Among the records below, find each line bearing the word "группу" and copy it.

^^^^^^^^^^^^^^^^

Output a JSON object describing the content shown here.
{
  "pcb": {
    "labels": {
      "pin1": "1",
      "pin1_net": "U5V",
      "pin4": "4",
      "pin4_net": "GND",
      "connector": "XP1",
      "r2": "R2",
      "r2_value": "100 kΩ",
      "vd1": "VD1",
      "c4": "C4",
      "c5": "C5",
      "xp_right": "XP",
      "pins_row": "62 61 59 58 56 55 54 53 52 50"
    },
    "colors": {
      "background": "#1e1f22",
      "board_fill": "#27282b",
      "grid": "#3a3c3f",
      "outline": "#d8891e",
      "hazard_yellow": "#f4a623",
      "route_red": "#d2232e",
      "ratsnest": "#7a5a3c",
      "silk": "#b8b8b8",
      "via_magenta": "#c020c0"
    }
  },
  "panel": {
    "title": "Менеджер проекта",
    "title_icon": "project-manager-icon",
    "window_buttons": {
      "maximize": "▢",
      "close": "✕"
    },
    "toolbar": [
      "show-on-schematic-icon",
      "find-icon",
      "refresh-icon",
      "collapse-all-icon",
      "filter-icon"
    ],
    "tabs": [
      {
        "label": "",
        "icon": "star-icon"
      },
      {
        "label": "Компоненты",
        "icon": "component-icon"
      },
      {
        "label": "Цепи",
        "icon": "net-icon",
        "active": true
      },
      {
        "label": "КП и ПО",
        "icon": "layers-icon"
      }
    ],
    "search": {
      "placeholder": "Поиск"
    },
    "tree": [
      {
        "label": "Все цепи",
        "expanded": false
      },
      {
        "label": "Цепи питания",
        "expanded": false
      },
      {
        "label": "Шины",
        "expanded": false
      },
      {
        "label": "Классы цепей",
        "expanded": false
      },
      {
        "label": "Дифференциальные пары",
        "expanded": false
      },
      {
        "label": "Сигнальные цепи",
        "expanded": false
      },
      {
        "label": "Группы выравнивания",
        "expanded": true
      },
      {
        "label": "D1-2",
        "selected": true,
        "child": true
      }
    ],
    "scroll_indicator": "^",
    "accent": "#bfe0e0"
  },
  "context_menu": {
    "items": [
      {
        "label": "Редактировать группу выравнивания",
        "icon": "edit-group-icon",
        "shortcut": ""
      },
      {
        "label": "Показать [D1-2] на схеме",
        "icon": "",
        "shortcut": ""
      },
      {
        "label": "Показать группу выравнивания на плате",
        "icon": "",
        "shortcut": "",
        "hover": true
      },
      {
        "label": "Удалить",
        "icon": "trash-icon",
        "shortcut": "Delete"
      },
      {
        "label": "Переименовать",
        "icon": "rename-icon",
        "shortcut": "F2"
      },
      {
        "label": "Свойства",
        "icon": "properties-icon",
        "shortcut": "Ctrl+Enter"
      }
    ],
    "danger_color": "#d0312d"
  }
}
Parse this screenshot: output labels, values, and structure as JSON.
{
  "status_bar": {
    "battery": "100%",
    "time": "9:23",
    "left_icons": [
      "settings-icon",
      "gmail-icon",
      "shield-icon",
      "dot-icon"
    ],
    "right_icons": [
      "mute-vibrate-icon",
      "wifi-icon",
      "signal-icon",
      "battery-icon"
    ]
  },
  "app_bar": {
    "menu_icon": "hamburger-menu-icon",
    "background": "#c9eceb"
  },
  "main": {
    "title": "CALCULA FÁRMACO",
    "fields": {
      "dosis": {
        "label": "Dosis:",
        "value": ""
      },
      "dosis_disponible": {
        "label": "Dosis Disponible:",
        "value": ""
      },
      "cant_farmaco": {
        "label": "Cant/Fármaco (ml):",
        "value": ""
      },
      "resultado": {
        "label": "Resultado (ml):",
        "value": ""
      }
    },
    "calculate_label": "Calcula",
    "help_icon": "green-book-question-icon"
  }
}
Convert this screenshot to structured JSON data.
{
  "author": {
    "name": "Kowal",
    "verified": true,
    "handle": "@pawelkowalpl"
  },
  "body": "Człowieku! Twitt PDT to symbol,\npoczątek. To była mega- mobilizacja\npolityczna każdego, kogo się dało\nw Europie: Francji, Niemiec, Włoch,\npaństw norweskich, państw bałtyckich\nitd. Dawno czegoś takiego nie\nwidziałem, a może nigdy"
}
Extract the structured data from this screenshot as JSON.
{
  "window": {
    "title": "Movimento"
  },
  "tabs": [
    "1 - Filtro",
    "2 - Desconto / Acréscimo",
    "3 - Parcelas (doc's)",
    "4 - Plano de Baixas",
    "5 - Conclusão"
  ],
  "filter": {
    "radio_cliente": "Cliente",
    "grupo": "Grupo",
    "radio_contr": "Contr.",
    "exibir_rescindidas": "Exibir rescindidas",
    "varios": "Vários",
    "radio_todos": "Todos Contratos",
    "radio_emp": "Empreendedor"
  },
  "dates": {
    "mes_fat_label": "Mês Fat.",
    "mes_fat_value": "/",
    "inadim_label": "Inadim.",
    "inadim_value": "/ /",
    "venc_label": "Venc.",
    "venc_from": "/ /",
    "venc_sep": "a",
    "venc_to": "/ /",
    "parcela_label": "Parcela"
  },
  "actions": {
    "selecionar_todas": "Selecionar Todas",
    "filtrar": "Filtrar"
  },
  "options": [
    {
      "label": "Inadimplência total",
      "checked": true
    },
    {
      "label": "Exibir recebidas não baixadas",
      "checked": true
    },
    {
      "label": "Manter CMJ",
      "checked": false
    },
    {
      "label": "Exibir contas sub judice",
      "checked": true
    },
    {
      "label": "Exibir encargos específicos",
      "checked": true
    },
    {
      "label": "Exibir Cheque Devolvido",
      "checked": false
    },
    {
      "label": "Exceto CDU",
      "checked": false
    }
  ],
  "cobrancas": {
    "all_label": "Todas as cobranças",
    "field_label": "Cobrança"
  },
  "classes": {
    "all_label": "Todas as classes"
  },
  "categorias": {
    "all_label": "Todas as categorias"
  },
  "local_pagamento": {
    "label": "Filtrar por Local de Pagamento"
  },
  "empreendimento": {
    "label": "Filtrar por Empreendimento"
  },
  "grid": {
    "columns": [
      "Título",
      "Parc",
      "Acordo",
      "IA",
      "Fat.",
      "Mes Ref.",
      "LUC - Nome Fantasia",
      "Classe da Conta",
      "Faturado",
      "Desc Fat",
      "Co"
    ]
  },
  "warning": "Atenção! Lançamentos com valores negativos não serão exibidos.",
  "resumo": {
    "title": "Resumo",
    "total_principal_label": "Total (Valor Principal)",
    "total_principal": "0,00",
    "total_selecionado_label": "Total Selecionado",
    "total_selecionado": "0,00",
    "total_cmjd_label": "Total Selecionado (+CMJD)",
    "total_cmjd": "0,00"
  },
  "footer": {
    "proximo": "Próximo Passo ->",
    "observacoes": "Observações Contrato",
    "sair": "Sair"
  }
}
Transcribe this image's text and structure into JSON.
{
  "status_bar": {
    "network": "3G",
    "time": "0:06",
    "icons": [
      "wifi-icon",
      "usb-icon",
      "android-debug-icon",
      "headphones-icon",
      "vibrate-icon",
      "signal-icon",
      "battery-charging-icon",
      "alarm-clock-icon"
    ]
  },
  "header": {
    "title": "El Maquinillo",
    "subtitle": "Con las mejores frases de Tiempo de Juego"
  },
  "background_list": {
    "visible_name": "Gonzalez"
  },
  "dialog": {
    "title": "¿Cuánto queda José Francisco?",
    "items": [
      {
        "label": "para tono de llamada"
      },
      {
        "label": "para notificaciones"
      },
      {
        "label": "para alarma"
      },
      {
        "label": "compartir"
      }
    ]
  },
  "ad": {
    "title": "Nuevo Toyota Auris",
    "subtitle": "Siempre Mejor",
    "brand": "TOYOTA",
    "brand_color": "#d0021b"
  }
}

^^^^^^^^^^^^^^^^

Output for this exercise.
        "label": "Редактировать группу выравнивания",
        "label": "Показать группу выравнивания на плате",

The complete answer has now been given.